### WORK INSTRUCTION
Exclude all images and print the entries below exactly.

### DATASET ENTRIES

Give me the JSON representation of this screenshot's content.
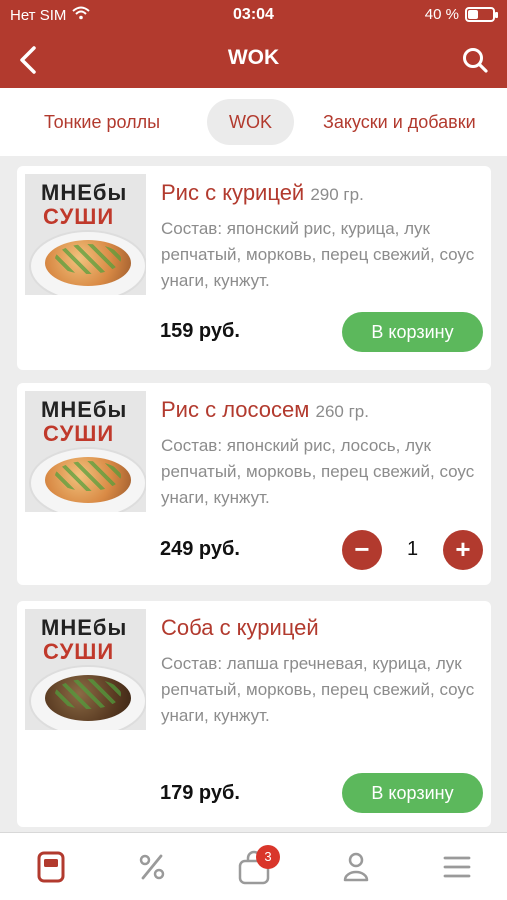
{
  "status": {
    "carrier": "Нет SIM",
    "time": "03:04",
    "battery": "40 %",
    "battery_level": 0.4
  },
  "header": {
    "title": "WOK",
    "back_icon": "back-icon",
    "search_icon": "search-icon"
  },
  "tabs": [
    {
      "label": "Тонкие роллы",
      "active": false
    },
    {
      "label": "WOK",
      "active": true
    },
    {
      "label": "Закуски и добавки",
      "active": false
    }
  ],
  "products": [
    {
      "name": "Рис с курицей",
      "weight": "290 гр.",
      "description": "Состав: японский рис, курица, лук репчатый, морковь, перец свежий, соус унаги, кунжут.",
      "price": "159 руб.",
      "button": "В корзину",
      "logo_line1": "МНЕбы",
      "logo_line2": "СУШИ"
    },
    {
      "name": "Рис с лососем",
      "weight": "260 гр.",
      "description": "Состав: японский рис, лосось, лук репчатый, морковь, перец свежий, соус унаги, кунжут.",
      "price": "249 руб.",
      "quantity": "1",
      "minus": "−",
      "plus": "+",
      "logo_line1": "МНЕбы",
      "logo_line2": "СУШИ"
    },
    {
      "name": "Соба с курицей",
      "weight": "",
      "description": "Состав: лапша гречневая, курица, лук репчатый, морковь, перец свежий, соус унаги, кунжут.",
      "price": "179 руб.",
      "button": "В корзину",
      "logo_line1": "МНЕбы",
      "logo_line2": "СУШИ"
    }
  ],
  "bottom_nav": {
    "items": [
      "menu-icon",
      "percent-icon",
      "cart-icon",
      "profile-icon",
      "hamburger-icon"
    ],
    "cart_badge": "3",
    "accent": "#b23a2e",
    "inactive": "#9a9a9a"
  },
  "colors": {
    "brand": "#b23a2e",
    "cart_button": "#5cb85c"
  }
}
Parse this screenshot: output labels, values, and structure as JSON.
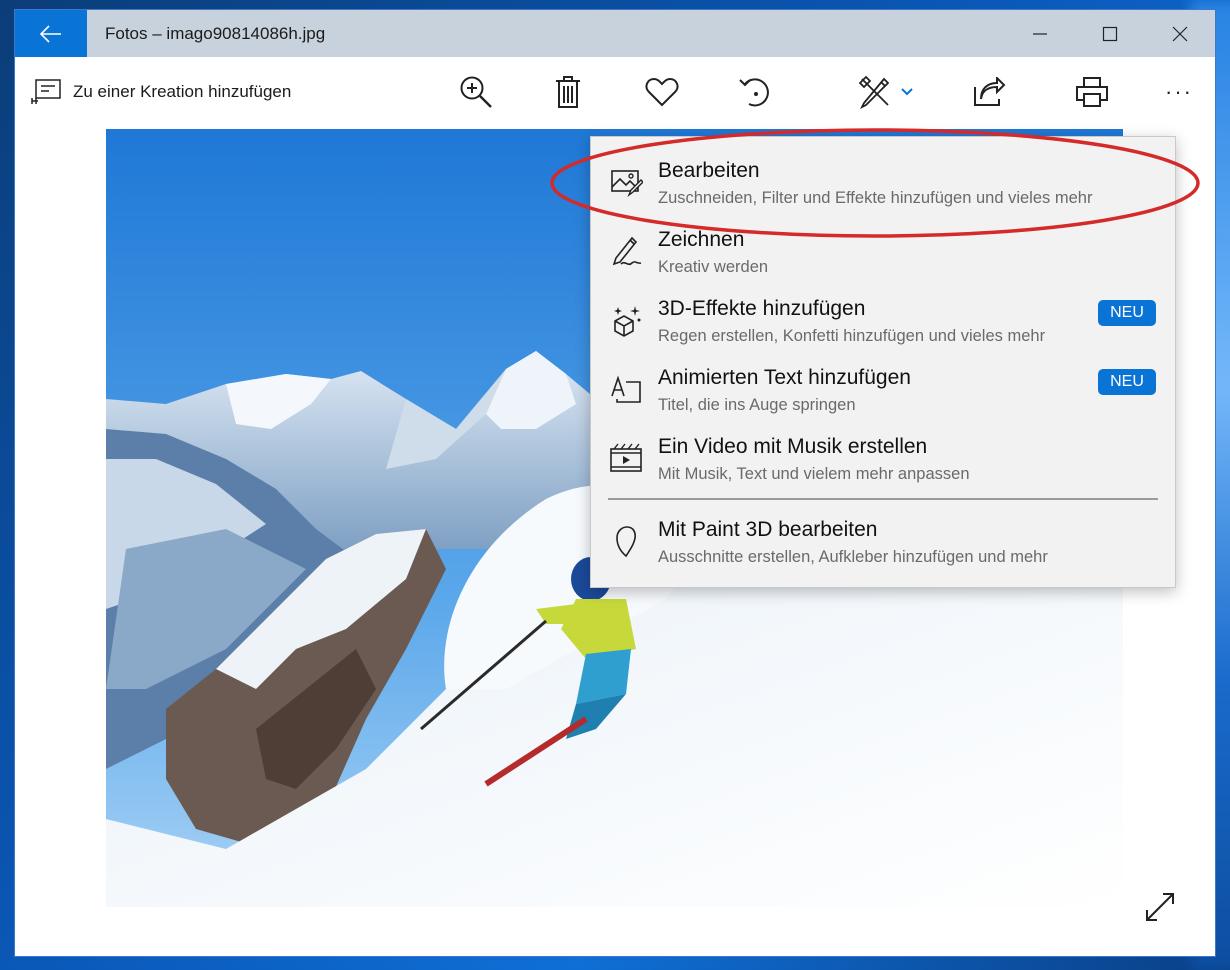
{
  "window": {
    "title": "Fotos – imago90814086h.jpg",
    "back_icon": "back-arrow-icon",
    "controls": [
      "minimize-icon",
      "maximize-icon",
      "close-icon"
    ]
  },
  "toolbar": {
    "add_to_creation_label": "Zu einer Kreation hinzufügen",
    "buttons": [
      "zoom-in-icon",
      "delete-icon",
      "favorite-icon",
      "rotate-icon",
      "edit-create-icon",
      "share-icon",
      "print-icon",
      "more-icon"
    ],
    "more_label": "···"
  },
  "menu": {
    "items": [
      {
        "title": "Bearbeiten",
        "subtitle": "Zuschneiden, Filter und Effekte hinzufügen und vieles mehr",
        "icon": "photo-edit-icon"
      },
      {
        "title": "Zeichnen",
        "subtitle": "Kreativ werden",
        "icon": "pen-draw-icon"
      },
      {
        "title": "3D-Effekte hinzufügen",
        "subtitle": "Regen erstellen, Konfetti hinzufügen und vieles mehr",
        "icon": "3d-effects-icon",
        "badge": "NEU"
      },
      {
        "title": "Animierten Text hinzufügen",
        "subtitle": "Titel, die ins Auge springen",
        "icon": "animated-text-icon",
        "badge": "NEU"
      },
      {
        "title": "Ein Video mit Musik erstellen",
        "subtitle": "Mit Musik, Text und vielem mehr anpassen",
        "icon": "video-music-icon"
      },
      {
        "title": "Mit Paint 3D bearbeiten",
        "subtitle": "Ausschnitte erstellen, Aufkleber hinzufügen und mehr",
        "icon": "paint3d-icon"
      }
    ]
  },
  "colors": {
    "accent": "#0a74d6",
    "highlight_ellipse": "#d42a2a",
    "titlebar": "#c8d2dd",
    "menu_bg": "#f2f2f2"
  }
}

### OUTPUT OF THE TASK
Give me the JSON representation of this screenshot's content.
{
  "status": {
    "carrier": "Нет SIM",
    "time": "03:04",
    "battery": "40 %",
    "battery_level": 0.4
  },
  "header": {
    "title": "WOK",
    "back_icon": "back-icon",
    "search_icon": "search-icon"
  },
  "tabs": [
    {
      "label": "Тонкие роллы",
      "active": false
    },
    {
      "label": "WOK",
      "active": true
    },
    {
      "label": "Закуски и добавки",
      "active": false
    }
  ],
  "products": [
    {
      "name": "Рис с курицей",
      "weight": "290 гр.",
      "description": "Состав: японский рис, курица, лук репчатый, морковь, перец свежий, соус унаги, кунжут.",
      "price": "159 руб.",
      "button": "В корзину",
      "logo_line1": "МНЕбы",
      "logo_line2": "СУШИ"
    },
    {
      "name": "Рис с лососем",
      "weight": "260 гр.",
      "description": "Состав: японский рис, лосось, лук репчатый, морковь, перец свежий, соус унаги, кунжут.",
      "price": "249 руб.",
      "quantity": "1",
      "minus": "−",
      "plus": "+",
      "logo_line1": "МНЕбы",
      "logo_line2": "СУШИ"
    },
    {
      "name": "Соба с курицей",
      "weight": "",
      "description": "Состав: лапша гречневая, курица, лук репчатый, морковь, перец свежий, соус унаги, кунжут.",
      "price": "179 руб.",
      "button": "В корзину",
      "logo_line1": "МНЕбы",
      "logo_line2": "СУШИ"
    }
  ],
  "bottom_nav": {
    "items": [
      "menu-icon",
      "percent-icon",
      "cart-icon",
      "profile-icon",
      "hamburger-icon"
    ],
    "cart_badge": "3",
    "accent": "#b23a2e",
    "inactive": "#9a9a9a"
  },
  "colors": {
    "brand": "#b23a2e",
    "cart_button": "#5cb85c"
  }
}
Parse this screenshot: output labels, values, and structure as JSON.
{
  "window": {
    "title": "Fotos – imago90814086h.jpg",
    "back_icon": "back-arrow-icon",
    "controls": [
      "minimize-icon",
      "maximize-icon",
      "close-icon"
    ]
  },
  "toolbar": {
    "add_to_creation_label": "Zu einer Kreation hinzufügen",
    "buttons": [
      "zoom-in-icon",
      "delete-icon",
      "favorite-icon",
      "rotate-icon",
      "edit-create-icon",
      "share-icon",
      "print-icon",
      "more-icon"
    ],
    "more_label": "···"
  },
  "menu": {
    "items": [
      {
        "title": "Bearbeiten",
        "subtitle": "Zuschneiden, Filter und Effekte hinzufügen und vieles mehr",
        "icon": "photo-edit-icon"
      },
      {
        "title": "Zeichnen",
        "subtitle": "Kreativ werden",
        "icon": "pen-draw-icon"
      },
      {
        "title": "3D-Effekte hinzufügen",
        "subtitle": "Regen erstellen, Konfetti hinzufügen und vieles mehr",
        "icon": "3d-effects-icon",
        "badge": "NEU"
      },
      {
        "title": "Animierten Text hinzufügen",
        "subtitle": "Titel, die ins Auge springen",
        "icon": "animated-text-icon",
        "badge": "NEU"
      },
      {
        "title": "Ein Video mit Musik erstellen",
        "subtitle": "Mit Musik, Text und vielem mehr anpassen",
        "icon": "video-music-icon"
      },
      {
        "title": "Mit Paint 3D bearbeiten",
        "subtitle": "Ausschnitte erstellen, Aufkleber hinzufügen und mehr",
        "icon": "paint3d-icon"
      }
    ]
  },
  "colors": {
    "accent": "#0a74d6",
    "highlight_ellipse": "#d42a2a",
    "titlebar": "#c8d2dd",
    "menu_bg": "#f2f2f2"
  }
}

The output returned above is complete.